" * * * * *

"(B) If an otherwise compensable injury combines at any time with a preexisting condition to cause or prolong disability or a need for treatment, the combined condition is compensable only if, so long as and to the extent that the otherwise compensable injury is the major contributing cause of the disability of the combined condition or the major contributing cause of the need for treatment of the combined condition."

The term "preexisting condition," as used in subparagraph (B), is also defined in ORS 656.005. It means, for industrial injury claims, (1)

"any injury, disease, congenital abnormality, personality disorder or similar condition that contributes to disability or need for treatment, provided that:

"(A) Except for claims in which a preexisting condition is arthritis or an arthritic condition,[ (2)] the worker has been diagnosed with such condition, or has obtained medical services for the symptoms of the condition regardless of diagnosis; and

"(B)(i) In claims for an initial injury or omitted condition, the diagnosis or treatment precedes the initial injury;

"(ii) In claims for a new medical condition, the diagnosis or treatment precedes the onset of the new medical condition; or

"(iii) In claims for a worsening pursuant to ORS 656.273 or 656.278, the diagnosis or treatment precedes the onset of the worsened condition."

ORS 656.005(24)(a) (emphasis added).

Thus, the question whether a condition is "preexisting" is not dependent on a preinjury history of symptoms but, rather, specifically on whether claimant has been diagnosed with the condition, or received medical services for the symptoms of the condition, (3) before the date of the injury.

In this case, the board did not find that claimant's degenerative disc disease had been diagnosed before claimant sustained his December 2003 injury, nor did the board find that claimant had obtained medical services for symptoms of his disease before the injury. Rather, the board simply noted, in a footnote, that,

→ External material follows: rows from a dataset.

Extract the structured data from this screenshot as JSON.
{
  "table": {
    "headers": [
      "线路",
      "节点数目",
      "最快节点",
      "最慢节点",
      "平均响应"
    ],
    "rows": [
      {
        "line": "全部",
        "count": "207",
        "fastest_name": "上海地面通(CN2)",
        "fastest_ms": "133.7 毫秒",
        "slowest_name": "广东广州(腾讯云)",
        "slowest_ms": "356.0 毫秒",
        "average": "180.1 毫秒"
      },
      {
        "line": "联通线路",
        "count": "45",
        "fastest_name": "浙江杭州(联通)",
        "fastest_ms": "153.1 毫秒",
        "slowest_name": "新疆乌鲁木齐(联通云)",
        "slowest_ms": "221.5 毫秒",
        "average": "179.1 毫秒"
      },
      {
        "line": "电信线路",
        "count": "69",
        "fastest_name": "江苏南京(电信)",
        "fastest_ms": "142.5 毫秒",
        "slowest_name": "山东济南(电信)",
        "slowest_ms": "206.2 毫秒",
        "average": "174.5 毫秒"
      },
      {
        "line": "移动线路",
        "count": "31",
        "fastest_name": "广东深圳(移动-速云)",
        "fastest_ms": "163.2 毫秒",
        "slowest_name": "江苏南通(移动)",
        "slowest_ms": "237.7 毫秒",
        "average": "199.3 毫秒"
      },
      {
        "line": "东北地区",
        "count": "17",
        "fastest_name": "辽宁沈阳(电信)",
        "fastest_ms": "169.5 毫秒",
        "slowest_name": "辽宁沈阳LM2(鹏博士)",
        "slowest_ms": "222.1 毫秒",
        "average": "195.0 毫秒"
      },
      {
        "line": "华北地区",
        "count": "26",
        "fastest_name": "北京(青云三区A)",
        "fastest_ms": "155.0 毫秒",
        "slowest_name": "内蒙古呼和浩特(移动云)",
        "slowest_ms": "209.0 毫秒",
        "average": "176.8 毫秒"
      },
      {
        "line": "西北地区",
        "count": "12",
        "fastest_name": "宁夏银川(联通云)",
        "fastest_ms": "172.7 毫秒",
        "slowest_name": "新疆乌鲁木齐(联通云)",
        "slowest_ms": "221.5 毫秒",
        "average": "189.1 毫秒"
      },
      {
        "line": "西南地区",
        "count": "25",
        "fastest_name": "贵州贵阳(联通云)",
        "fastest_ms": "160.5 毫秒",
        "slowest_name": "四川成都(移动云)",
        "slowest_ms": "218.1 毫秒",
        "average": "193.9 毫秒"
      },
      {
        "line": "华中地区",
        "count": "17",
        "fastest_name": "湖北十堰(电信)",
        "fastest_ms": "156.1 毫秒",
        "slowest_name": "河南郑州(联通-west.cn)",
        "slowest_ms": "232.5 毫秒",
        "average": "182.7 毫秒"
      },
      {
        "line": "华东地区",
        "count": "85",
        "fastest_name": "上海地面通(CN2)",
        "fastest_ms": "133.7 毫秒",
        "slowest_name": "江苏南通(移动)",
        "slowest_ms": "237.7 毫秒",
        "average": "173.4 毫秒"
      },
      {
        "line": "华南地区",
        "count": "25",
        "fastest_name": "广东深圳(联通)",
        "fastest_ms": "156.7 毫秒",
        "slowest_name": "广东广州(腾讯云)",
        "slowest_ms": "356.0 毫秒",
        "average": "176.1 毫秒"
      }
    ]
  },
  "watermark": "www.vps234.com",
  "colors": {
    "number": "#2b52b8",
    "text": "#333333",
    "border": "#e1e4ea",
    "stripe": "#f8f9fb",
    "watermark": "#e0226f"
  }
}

"[i]n light of our concerns about claimant's testimony and his preexisting neck problems, we are persuaded that the medical evidence described above [testimony of physicians] establishes the existence of a preexisting condition, which combined with claimant's otherwise compensable injury. Consequently, this claim is subject to ORS 656.005(7)(a)(B), ORS 656.266(2)(a), and Jack G Scoggins, 56 Van Natta at 2535."

The board did not explain--and it is not apparent--how the medical evidence establishes that claimant's preexisting cervical condition satisfied the statutory definition of a preexisting condition. For that reason, we conclude that the board's decision to apply the major contributing cause standard of proof to claimant's injury is not supported by substantial reason.

Reversed and remanded for reconsideration.


1. A different definition of "preexisting condition" applies for purposes of occupational disease claims. See ORS 656.005(24)(b). There is no dispute that this is an industrial injury claim.

Return to previous location.


2. \Neither party asserts that claimant's degenerative disc disease is arthritis or an arthritic condition.

Return to previous location.


3. The parties seem to dispute whether the phrase "medical services for the symptoms of the condition" as used in subparagraph (A) of ORS 656.005(24)(a) is synonymous with the term "treatment" used in subparagraph (B)(i) of the statute. Because we conclude that the board's order was unsupported by substantial reason in any event and remand for reconsideration, we do not reach that issue.

Return to previous location.


Top of page Go home